“People just assume that we’re a Michoacana and that we are franchise and that we buy from the same supplier.” Though that's not the case, it’s not all bad. She said the exposure has made paletas and Mexican ice cream mainstream.
“People that are not Hispanic or Mexican can say, hey, like, ‘I understand. I know what a paleta is, ‘You don’t have to tell me it’s a popsicle.' Or they understand that our ice cream, it’s like, it’s good ice cream, it’s not going to be something that we buy from a wholesaler,” Clausen-Quiroz said.
“We have some pretty good diehard fans that are good at, like, word of mouth,” Clausen-Quiroz said. Los Angeles Times columnist Gustavo Arellano said Tocumbo was his favorite restaurant.
Clausen-Quiroz said they regularly get customers who drive from other parts of the state or recurring tourists from nearby Disneyland.
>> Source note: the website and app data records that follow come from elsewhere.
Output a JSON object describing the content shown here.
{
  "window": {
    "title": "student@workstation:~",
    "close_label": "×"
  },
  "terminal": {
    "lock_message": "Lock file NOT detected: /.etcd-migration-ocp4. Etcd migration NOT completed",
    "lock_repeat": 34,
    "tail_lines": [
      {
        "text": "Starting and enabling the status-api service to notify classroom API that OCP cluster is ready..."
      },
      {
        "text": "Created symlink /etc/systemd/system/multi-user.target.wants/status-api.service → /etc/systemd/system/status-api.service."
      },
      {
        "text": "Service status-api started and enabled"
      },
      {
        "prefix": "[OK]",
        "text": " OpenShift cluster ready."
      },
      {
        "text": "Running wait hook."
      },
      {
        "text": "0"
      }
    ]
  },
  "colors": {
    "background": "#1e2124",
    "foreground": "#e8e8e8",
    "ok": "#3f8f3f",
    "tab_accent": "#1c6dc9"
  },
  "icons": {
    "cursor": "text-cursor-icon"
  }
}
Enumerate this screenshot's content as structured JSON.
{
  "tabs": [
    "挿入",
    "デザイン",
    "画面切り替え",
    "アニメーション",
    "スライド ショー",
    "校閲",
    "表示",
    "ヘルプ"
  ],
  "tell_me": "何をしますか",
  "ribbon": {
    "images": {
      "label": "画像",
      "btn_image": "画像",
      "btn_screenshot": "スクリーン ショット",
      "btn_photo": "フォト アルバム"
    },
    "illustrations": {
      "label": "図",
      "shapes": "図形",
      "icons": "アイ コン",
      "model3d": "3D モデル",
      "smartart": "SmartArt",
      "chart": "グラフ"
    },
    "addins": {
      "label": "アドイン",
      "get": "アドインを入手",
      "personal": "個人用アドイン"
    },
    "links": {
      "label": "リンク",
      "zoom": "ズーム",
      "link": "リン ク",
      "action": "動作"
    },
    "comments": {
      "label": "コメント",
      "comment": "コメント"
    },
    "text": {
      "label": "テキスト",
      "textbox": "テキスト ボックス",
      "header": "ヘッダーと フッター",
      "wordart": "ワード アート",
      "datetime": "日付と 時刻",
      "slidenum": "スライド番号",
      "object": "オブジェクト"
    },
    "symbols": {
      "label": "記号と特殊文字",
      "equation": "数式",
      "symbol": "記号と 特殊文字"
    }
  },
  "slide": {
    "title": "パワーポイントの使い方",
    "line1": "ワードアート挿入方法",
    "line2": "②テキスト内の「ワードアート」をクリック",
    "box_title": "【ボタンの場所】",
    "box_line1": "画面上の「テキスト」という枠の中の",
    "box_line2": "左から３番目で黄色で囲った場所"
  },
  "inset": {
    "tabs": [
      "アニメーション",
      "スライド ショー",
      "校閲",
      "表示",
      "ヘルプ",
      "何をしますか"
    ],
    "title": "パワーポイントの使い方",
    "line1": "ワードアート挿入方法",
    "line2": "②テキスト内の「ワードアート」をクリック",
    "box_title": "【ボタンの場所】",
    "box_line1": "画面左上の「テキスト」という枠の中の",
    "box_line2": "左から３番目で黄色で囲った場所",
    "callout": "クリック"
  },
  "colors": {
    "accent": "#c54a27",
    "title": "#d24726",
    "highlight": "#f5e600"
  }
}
One customer drove from Las Vegas for his paletas — they sent him off with dry ice to make it back home.
“We’ve had people from like the U.K. and, like, places in Canada that have just heard about us," Clausen-Quiroz said, "or they have family members that live here that, you know, they make it a point to make it a stop."
In New York, Carrasco reflected on the frozen treat and the popular name used by store owners like him.
“I think it’s a blessing to have this business concept in Mexico and to bring it over here to the U.S. and other parts of the world, because in reality, people are very content," he said. "I believe that it doesn’t only signify Mexicans, but people from all over the world, love the products from la Michoacanas."